    • / is interpreted literally.

    So what we have is a pattern that matches the characters preceding the colon character (starting at the front of the string) that is followed by two non-space strings separated by a forward slash.

    Thank you very much for the detailed explanation. I'll test your pattern in my code.

    There are some my comments below.

    Dears,

    I meat the following codes but does not understand how to interpret the pattern.

     local leaderboardTxt, itemType, isDone = GetQuestLogLeaderBoard(k,i);
    

    This just calls into an API function to get some information.

     local y, z, strObjDesc, intNumGot, intNumNeeded = string.find(leaderboardTxt, "(.\*):%s\*([%d]+)%s\*/%s\*([%d]+)");
    

    This pattern is just weird, they've escaped characters that don't need to be escaped. It may be easier to read if it is this:

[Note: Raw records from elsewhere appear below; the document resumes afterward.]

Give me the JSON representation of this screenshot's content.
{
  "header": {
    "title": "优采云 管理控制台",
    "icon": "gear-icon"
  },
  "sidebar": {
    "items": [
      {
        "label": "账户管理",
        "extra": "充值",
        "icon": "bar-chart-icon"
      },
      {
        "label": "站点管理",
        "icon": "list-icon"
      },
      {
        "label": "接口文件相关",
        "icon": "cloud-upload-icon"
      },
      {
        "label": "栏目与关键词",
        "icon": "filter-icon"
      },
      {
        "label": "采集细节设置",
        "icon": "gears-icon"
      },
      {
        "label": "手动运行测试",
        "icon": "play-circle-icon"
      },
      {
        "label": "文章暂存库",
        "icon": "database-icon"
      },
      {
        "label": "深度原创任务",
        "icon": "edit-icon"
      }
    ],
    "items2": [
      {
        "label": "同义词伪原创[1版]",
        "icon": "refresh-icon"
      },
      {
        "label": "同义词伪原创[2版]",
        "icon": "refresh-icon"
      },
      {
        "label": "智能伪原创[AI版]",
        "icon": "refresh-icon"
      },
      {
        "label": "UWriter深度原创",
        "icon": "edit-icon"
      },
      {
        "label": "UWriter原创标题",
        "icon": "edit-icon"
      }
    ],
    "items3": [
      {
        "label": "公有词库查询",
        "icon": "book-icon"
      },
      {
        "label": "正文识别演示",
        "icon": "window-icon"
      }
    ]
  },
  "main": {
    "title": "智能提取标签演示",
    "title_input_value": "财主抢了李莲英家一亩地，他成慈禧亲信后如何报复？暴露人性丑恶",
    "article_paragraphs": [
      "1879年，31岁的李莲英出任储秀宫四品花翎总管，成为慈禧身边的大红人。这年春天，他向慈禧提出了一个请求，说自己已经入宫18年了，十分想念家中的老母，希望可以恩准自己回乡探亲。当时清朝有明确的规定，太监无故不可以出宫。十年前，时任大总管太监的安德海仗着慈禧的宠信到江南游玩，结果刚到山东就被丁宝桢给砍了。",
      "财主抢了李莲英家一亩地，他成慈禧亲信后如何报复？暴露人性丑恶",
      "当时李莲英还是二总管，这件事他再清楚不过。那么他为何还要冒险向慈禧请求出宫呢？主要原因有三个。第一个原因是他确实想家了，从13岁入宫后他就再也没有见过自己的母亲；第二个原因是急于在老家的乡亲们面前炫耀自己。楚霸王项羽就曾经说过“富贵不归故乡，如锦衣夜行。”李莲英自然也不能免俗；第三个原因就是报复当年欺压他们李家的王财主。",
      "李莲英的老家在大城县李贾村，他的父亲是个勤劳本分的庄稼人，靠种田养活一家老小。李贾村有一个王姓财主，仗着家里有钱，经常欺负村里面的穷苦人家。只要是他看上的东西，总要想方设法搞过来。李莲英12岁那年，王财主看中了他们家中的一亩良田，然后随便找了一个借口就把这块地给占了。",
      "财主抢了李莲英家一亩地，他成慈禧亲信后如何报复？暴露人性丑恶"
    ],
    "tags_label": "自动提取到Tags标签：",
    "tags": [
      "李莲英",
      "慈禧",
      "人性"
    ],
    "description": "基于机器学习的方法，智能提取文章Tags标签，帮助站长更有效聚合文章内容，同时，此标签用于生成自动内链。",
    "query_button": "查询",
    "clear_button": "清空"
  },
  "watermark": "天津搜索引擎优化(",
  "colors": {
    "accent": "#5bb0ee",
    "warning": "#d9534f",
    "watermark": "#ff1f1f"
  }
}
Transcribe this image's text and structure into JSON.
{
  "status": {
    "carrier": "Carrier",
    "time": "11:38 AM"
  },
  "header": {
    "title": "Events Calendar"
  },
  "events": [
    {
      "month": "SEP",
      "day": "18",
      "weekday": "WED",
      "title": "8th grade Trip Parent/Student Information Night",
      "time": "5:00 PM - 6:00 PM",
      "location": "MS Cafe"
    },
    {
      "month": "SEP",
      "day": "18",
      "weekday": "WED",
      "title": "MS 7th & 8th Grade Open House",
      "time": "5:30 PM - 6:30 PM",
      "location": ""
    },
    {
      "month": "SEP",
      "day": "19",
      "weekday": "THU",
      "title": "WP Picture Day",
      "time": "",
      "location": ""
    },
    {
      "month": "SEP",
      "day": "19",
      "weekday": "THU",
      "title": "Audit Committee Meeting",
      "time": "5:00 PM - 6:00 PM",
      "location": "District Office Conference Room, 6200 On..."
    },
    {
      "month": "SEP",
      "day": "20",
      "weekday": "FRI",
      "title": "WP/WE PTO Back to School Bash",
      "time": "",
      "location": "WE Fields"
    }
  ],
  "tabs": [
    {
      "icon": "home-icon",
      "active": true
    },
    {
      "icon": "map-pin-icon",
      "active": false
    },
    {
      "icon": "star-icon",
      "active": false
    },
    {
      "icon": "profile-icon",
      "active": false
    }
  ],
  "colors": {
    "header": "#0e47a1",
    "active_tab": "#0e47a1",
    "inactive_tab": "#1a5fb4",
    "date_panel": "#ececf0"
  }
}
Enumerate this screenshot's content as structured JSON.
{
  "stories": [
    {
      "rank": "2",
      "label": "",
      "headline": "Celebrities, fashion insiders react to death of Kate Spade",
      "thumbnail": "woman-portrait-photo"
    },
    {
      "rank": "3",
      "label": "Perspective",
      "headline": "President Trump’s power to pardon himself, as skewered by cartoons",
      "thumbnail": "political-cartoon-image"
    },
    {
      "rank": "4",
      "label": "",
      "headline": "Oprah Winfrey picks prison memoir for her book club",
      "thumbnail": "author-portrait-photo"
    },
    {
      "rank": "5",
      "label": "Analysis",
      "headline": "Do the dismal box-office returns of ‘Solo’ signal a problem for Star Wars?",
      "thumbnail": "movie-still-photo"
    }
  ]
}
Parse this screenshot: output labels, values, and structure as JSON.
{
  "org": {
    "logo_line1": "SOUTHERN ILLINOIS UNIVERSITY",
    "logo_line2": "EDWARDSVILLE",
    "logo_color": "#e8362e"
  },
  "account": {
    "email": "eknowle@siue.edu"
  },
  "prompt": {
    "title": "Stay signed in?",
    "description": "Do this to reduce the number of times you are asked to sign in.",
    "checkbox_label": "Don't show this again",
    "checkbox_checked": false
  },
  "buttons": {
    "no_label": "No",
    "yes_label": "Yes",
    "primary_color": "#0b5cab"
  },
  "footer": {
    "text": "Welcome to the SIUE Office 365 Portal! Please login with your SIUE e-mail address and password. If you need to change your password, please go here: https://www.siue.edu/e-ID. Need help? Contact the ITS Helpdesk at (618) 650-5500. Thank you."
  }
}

     (.*):%s*([%d]+)%s*/%s*([%d]+)
    

    I use the escape character to type "" character in the thread, because I found without the escape the "" could not be shown.

    But even that is wrong, since [%d] is the same as %d and I'm fairly certain they don't mean %s/%s there, they mean %S/%S which is COMPLETELY different.

    The pattern in my head thread is from the example of GetQuestLogLeaderBoard() API from wowwiki. That example use this pattern to interpret the quest objective. Is that wrong?

    So, you're trying to get the object description, the number we have and the number we want to obtain. The easiest pattern for this is the following:

     ^(.*): (%S+)/(%S+)
    

    That's all you need. Let's break that down:

    • ^ anchors the pattern so that it must appear at the front of the string. This is really just an optimization, but it makes it a bit quicker and more clear.
    • (.*): says to match (and capture, i.e. return) 0 or more repetitions of any character, followed by a :. This may not be the first : encountered, but in our pattern it should be the correct one because of the rest of the pattern.
    • (%S+) says to match and capture 1 or more repetitions of non-space characters. This could just as easily be (%d+), which is 'any numerical digits' and you may feel more comfortable with that one.
    • / is interpreted literally.

    So what we have is a pattern that matches the characters preceding the colon character (starting at the front of the string) that is followed by two non-space strings separated by a forward slash.

    But even that is wrong, since [%d] is the same as %d and I'm fairly certain they don't mean %s/%s there, they mean %S/%S which is COMPLETELY different.

    The pattern in my head thread is from the example of GetQuestLogLeaderBoard() API from wowwiki. That example use this pattern to interpret the quest objective. Is that wrong?

    [%d] is precisely the same as %d. You use [] to indicate a list of characters or character classes to match. For example [%d%a_] matches any digits, letters or the underscore, a single time. Its just unnecessary and fairly confusing, if all the other information is accurate.

    So, you're trying to get the object description, the number we have and the number we want to obtain. The easiest pattern for this is the following:

     ^(.*): (%S+)/(%S+)
    

    That's all you need. Let's break that down:

    • ^ anchors the pattern so that it must appear at the front of the string. This is really just an optimization, but it makes it a bit quicker and more clear.
    • (.*): says to match (and capture, i.e. return) 0 or more repetitions of any character, followed by a :. This may not be the first : encountered, but in our pattern it should be the correct one because of the rest of the pattern.
    • (%S+) says to match and capture 1 or more repetitions of non-space characters. This could just as easily be (%d+), which is 'any numerical digits' and you may feel more comfortable with that one.
    • / is interpreted literally.

    So what we have is a pattern that matches the characters preceding the colon character (starting at the front of the string) that is followed by two non-space strings separated by a forward slash.